Officials weigh whether to open community tornado shelters amid coronavirus crisis
In some states, the verdict is in — the coronavirus should not stop you from going to a shelter. A Dollar General store in Tishomingo, Miss., destroyed after a suspected tornado. (Kayla Thompson/WTVA via AP) Hundreds in the United States have died and tens of thousands are being treated as the novel coronavirus continues to spread. Social distancing remains among the top priorities of medical experts, who recommend individuals come no closer than six feet to others in an effort to slow the virus’s spread. Schools and workplaces have been shuttered as social gatherings and religious ceremonies are forgone. But there’s one activity that can’t be done remotely via the Internet. And it’s a matter of life or death — storm sheltering. Severe thunderstorm and tornado season is soon to begin across the Deep South and the Plains. A number of tornadoes struck across the Deep South on Tuesday night, prompting a rare tornado emergency in Colbert County, Ala. There, life-threatening storms are a staple of springtime.
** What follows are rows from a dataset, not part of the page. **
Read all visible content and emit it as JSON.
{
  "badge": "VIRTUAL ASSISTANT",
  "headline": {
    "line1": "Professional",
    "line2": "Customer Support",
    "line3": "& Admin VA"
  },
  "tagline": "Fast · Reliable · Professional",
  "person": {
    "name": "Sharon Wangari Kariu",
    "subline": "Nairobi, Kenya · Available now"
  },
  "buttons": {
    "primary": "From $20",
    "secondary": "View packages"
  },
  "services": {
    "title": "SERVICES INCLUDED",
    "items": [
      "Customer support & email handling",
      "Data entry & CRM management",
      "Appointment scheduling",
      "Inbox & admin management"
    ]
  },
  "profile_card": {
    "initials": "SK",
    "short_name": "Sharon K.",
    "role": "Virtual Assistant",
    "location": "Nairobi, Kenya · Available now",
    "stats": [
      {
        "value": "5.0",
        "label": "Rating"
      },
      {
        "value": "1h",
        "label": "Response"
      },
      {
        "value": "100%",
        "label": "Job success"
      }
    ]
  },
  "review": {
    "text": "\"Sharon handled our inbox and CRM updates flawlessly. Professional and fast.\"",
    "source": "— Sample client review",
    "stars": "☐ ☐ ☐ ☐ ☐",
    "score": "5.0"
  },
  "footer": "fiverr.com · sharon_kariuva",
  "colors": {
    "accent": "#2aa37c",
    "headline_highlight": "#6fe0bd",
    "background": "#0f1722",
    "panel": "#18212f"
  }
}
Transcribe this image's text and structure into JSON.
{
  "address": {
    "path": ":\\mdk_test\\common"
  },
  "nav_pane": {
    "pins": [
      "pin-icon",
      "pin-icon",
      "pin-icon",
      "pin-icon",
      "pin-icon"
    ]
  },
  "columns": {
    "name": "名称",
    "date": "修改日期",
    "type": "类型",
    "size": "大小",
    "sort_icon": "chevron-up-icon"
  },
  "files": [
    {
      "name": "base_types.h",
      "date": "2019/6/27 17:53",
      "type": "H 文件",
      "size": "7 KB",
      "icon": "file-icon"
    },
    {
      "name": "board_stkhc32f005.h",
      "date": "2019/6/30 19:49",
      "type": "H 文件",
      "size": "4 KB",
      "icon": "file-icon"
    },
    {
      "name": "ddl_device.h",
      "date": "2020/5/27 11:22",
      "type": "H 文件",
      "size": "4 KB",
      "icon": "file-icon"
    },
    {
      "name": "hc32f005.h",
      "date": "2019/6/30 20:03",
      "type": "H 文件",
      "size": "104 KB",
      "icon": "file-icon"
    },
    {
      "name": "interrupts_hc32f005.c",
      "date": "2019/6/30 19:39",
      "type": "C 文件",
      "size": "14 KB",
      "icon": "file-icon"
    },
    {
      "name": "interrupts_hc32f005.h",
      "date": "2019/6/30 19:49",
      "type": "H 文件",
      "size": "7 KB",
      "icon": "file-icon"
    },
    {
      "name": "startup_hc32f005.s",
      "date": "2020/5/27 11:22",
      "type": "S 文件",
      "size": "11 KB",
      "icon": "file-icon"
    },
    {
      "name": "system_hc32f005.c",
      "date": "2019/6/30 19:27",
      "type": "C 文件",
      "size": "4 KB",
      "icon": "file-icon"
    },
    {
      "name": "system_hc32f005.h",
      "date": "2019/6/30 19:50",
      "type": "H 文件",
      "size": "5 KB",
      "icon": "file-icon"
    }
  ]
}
With the likelihood of more dangerous storms to come, many are debating whether they should abandon social distancing and seek safety in a community storm cellar in the event of a tornado warning.